Residential real estate deals fell by nearly a third during the first half of 2023 to 70,000 transactions, as higher mortgage costs eroded purchasing power. 

A spike in mortgage rates from 3 percent to 5 percent last year has impacted the appetite of buyers, particularly in the villa segment. 

Experts said affordability remains one of the most significant hurdles for homebuyers across the kingdom. 

A review of monthly data published by the Real Estate Development Fund showed it has raised funding for Sakani – a government lender set up in 2017 – to its highest monthly level in August of 941 million riyals ($250.8 million). This compares to 868 million riyals in August 2022.

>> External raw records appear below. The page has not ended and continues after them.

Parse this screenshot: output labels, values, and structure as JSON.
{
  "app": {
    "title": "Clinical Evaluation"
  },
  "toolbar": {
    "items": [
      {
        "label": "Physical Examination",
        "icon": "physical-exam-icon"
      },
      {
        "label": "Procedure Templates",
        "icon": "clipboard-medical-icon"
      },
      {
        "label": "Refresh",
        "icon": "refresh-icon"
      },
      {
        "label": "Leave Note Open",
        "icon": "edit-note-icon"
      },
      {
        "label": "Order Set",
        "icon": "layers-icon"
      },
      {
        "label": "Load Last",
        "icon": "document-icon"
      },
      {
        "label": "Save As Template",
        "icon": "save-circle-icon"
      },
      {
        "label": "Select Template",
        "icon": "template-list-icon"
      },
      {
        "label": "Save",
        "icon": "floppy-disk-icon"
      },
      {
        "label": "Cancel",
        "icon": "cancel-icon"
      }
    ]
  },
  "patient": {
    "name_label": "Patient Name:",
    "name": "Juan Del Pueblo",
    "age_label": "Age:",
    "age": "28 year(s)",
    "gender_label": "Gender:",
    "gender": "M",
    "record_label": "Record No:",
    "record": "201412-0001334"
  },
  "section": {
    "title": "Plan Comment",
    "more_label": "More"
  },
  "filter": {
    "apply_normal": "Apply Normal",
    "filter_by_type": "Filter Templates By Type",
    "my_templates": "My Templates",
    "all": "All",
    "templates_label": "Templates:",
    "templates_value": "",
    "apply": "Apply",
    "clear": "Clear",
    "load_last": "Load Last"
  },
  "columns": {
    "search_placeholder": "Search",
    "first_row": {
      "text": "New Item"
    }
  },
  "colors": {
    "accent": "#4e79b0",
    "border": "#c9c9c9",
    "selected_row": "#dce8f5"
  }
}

The previous high was 940 million riyals in May of this year. 

Sakani arranges long-term low interest financing for Saudis to own and build on plots of land, making it more attractive for many than the commercial mortgage lenders operating since a 2012 mortgage law. 

Last year the Saudi Real Estate Refinance Co, the Saudi equivalent of US mortgage finance business Fannie Mae, extended the maturity on its benchmark for mortgages in the kingdom to 30 years. 

In July the government launched a mortgage guarantee services company called Dhamanat in a further effort to increase home ownership among nationals. 

Home ownership reached 61 percent among Saudi households by the end of 2022, according to last year’s Saudi Population Census. Real estate consultancy Knight Frank estimated the figure is now closer to 67 percent. 

In Riyadh, house prices have been increasing at an unprecedented rate, up 45-50 percent since January 2020 due to an influx of domestic migrants and expats to the capital.

But in the kingdom’s second city of Jeddah on the Red Sea coast there has been a slowdown, suggesting that prices have hit the affordability threshold for many Saudi residents. 

Faisal Durrani, partner and head of research for Middle East and North Africa at Knight Frank, said transaction volumes have fallen 32 percent during the first half of 2023 compared to the same period last year, while prices continue to rise around Riyadh. 

But the fall off in mortgage lending also reflects the success of the government scheme so far, Durrani said.

“The fact that the government’s 70 percent home ownership target is now within touching distance means many who wanted to buy have already done so.”